What to do -
Copy out every line from the records that includes "accent".

Stored entries
-- Opening Marker --
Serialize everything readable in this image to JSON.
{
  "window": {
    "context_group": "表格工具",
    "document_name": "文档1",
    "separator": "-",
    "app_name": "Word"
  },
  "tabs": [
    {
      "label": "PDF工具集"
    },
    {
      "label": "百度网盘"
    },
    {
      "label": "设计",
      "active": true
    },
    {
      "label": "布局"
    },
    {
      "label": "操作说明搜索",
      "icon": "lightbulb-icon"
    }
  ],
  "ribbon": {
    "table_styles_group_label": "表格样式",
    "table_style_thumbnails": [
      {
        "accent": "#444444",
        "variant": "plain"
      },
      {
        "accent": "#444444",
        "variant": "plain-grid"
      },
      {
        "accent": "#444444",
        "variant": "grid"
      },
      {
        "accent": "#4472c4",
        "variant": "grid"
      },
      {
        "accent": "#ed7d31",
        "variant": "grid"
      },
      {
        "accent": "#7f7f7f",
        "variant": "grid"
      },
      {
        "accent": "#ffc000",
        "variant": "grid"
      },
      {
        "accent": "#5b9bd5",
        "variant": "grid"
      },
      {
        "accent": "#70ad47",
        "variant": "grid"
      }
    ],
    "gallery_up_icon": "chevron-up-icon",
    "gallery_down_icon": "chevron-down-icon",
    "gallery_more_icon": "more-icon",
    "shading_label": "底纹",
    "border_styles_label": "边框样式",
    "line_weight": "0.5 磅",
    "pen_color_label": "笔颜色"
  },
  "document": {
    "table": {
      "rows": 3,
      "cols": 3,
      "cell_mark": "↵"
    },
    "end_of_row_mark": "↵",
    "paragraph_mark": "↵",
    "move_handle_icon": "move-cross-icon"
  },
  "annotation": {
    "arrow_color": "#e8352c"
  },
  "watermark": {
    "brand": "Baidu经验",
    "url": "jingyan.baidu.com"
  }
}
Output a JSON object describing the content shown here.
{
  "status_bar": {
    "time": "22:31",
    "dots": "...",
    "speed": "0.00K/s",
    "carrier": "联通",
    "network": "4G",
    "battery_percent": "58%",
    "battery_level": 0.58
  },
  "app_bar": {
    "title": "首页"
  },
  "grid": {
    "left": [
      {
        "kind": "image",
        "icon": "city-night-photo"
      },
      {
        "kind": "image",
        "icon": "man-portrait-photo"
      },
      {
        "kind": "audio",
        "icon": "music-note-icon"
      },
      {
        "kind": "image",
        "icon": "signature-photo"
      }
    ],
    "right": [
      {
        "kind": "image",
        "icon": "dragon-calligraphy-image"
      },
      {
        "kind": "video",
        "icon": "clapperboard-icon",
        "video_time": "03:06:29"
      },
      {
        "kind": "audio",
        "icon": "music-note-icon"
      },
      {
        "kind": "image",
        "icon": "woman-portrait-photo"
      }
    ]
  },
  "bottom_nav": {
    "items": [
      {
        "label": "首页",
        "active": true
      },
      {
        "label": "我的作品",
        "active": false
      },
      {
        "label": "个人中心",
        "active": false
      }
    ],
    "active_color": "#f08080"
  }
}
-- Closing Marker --
Answer box -
        "accent": "#444444",
        "accent": "#444444",
        "accent": "#444444",
        "accent": "#4472c4",
        "accent": "#ed7d31",
        "accent": "#7f7f7f",
        "accent": "#ffc000",
        "accent": "#5b9bd5",
        "accent": "#70ad47",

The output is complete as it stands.